Before I tell you how you can get this book, a word about Joe McCarthy. McCarthy managed the Cubs from 1926-1930, having five winning seasons and winning the 1929 pennant (and that team may have had the best shot of any post-1908 team of winning the World Series, had they not blown a couple of leads and gotten tricked by Connie Mack when he started 35-year-old Howard Ehmke in game 1, rather than one of his star pitchers, after Ehmke had scouted the Cubs diligently at the end of the season). After a down year in 1930, McCarthy was dismissed. What a mistake -- one of the biggest in the history of the franchise.

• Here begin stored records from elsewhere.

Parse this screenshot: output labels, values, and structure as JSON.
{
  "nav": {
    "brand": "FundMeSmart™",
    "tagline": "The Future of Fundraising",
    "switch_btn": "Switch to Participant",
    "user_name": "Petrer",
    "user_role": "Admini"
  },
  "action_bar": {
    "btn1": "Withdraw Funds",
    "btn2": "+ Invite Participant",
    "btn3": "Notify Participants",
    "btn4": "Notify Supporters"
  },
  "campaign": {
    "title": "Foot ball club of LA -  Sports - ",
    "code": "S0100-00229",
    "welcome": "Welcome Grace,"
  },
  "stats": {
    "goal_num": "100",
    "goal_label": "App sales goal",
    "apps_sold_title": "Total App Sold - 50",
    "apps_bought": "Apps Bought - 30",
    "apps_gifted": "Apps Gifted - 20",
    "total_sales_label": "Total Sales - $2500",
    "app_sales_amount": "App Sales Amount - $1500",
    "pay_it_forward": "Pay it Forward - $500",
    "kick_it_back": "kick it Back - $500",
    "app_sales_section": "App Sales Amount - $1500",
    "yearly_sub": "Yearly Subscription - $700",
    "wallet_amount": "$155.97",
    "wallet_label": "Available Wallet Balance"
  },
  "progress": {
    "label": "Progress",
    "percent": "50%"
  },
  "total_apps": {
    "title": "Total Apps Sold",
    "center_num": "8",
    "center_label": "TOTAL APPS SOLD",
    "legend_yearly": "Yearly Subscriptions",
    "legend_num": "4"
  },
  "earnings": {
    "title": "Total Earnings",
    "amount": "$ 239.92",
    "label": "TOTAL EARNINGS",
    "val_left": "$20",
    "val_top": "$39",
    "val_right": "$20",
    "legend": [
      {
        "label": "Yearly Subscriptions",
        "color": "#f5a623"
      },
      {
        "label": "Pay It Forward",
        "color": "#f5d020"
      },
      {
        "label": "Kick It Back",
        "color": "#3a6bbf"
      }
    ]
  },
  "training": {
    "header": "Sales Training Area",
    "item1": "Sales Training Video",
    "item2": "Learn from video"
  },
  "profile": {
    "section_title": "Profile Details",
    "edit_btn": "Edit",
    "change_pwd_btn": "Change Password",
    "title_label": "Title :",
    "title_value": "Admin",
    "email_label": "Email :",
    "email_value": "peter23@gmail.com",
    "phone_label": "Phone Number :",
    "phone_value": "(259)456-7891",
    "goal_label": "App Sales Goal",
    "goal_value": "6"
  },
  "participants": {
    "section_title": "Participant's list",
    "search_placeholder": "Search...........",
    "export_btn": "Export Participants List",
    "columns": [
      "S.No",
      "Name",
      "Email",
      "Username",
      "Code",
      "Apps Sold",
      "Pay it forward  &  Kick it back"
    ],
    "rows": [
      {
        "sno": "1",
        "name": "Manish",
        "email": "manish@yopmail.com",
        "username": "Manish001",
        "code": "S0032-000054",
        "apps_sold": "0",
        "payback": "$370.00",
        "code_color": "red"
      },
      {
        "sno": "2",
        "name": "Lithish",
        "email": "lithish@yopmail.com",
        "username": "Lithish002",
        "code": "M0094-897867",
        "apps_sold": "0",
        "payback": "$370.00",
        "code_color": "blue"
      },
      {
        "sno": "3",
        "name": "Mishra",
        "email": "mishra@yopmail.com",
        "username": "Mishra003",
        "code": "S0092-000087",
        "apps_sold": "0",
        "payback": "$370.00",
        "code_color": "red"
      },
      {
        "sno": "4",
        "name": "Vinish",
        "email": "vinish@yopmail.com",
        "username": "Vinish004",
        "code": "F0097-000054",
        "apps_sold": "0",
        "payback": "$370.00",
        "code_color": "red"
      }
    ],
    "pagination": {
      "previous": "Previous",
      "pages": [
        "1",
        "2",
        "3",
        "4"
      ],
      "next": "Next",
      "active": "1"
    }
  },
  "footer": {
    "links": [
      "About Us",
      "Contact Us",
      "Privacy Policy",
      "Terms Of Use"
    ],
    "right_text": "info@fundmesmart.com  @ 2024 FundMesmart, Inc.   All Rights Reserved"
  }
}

McCarthy was immediately hired by the Yankees and won eight pennants and seven World Series between 1932 and 1943, and nearly took the Red Sox to the Series in 1948 (they lost the first pennant playoff). If only the Cubs had followed McCarthy's third commandment, "If what you did yesterday still looks big to you, you haven't done much today." -- maybe they'd have kept him and had some of the success the Yankees did (McCarthy's Yankees beat the Cubs in the World Series twice, in 1932 and 1938).

You can get this book only at the Sporting Chance Press website, as for now the publisher, based in Crystal Lake, wants to start small. If you happen to be in Cooperstown, the book has also been chosen to be sold at the Hall of Fame Gift Shop (though not in their online store).

It's a nice, fun read and maybe you'll learn something, too.